Even opposite local gigs at The Magnet and elsewhere, The Music Manual Presented a night of premier music with a curated line-up hard to find elsewhere in the city.
Just after we arrived, the first band we would see was setting up. Some local hopefuls by the name of Wild Fruit Art Collective. They’re a new band, just popping up in May of this year and however way we wanted it to go, they showed. Their sound doesn’t seem to be “their own” yet and quite frankly an overall messy live performance compared to their singles they released back in July, which still sounds convoluted but with a glimmer of hope.
The next act up, Mad Alice made a very quick impression. The band had a bluesy hard rock aspect to them, almost as-if their primary influence was the likes of Led Zeppelin. The overall interesting point of the band would be the striking coolness oozing from bassist/vocalist Caitlin Hare, along with a powerful voice that blended with the sound.
Mad Alice are one of the most striking bands I’ve seen this year, it’s shocking they’re not around more. Overall fantastic performance, and for those who were at the Buyers Club, the Mad Alice cakes were great too.
DUSST appeared next, after speaking to host Lauren (of The Music Manual), she pointed out that their soundcheck was great and that they’re ones to watch. She wasn’t wrong. DUSST brought a tight rock set with a psych twist at times. While they preformed a good set, it wasn’t nearly as attractive as the latter’s offering and the crowd seemed to fade away.

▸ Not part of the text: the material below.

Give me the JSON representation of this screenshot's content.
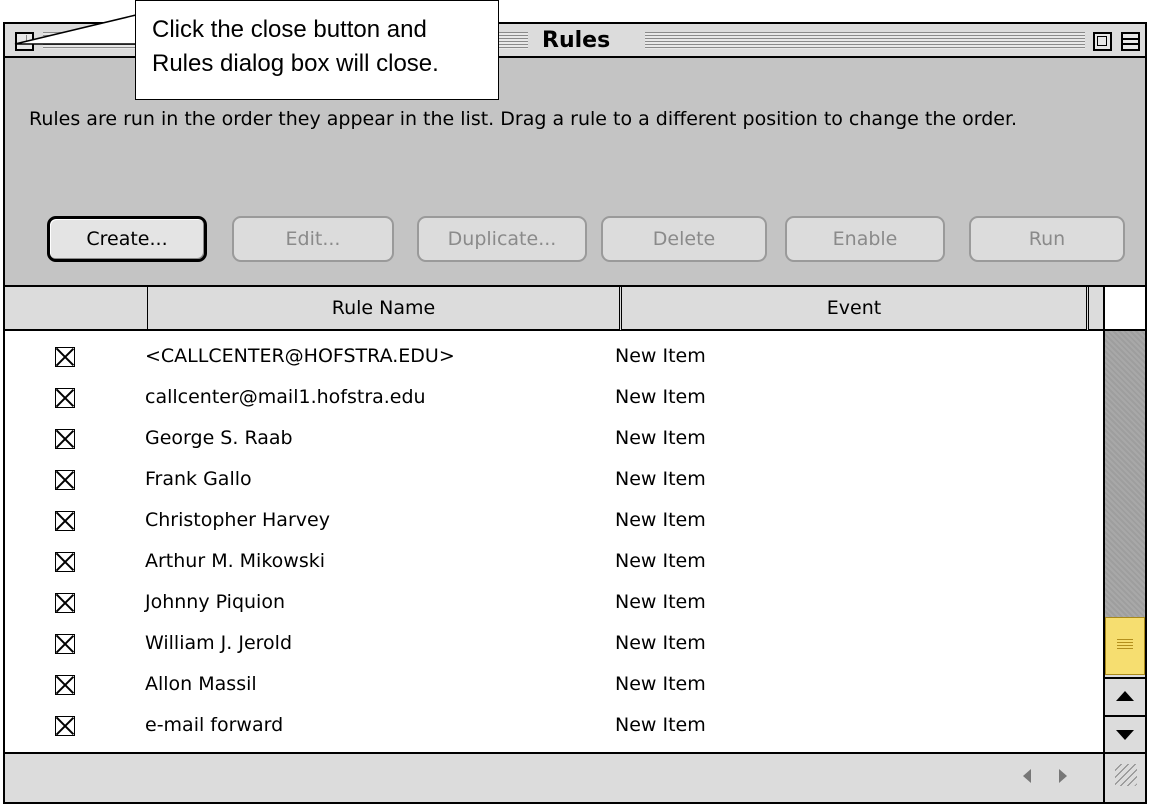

By time headliners,the Stockport act KASHMERE, appeared the crowd has almost dissipated. KASHMERE‘s sound is inspired by ’90s indie with a position of rock n’ roll swagger, shown especially by Joey Newey while they didn’t connect with the crowd until the final number, they showed non-stop effort. The antics of bassist Dave Pennington were increasingly demanding with the crowd that didn’t seem to give.
The best thing about KASHMERE is their sound, however it didn’t impress myself, it could lend itself to helping the band standout with the budding Stockport scene, which it would now seem harder for any Stockport band to seem original against the now-UK Number One band Blossoms.
Overall, the night went off without a visible hitch thanks to the professionalism of The Music Manual and the bands that preformed. Here’s hoping we get more shows from The Music Manual in the future.
Words by Jack Cinnamond, featured photograph via The Music Manual on Twitter.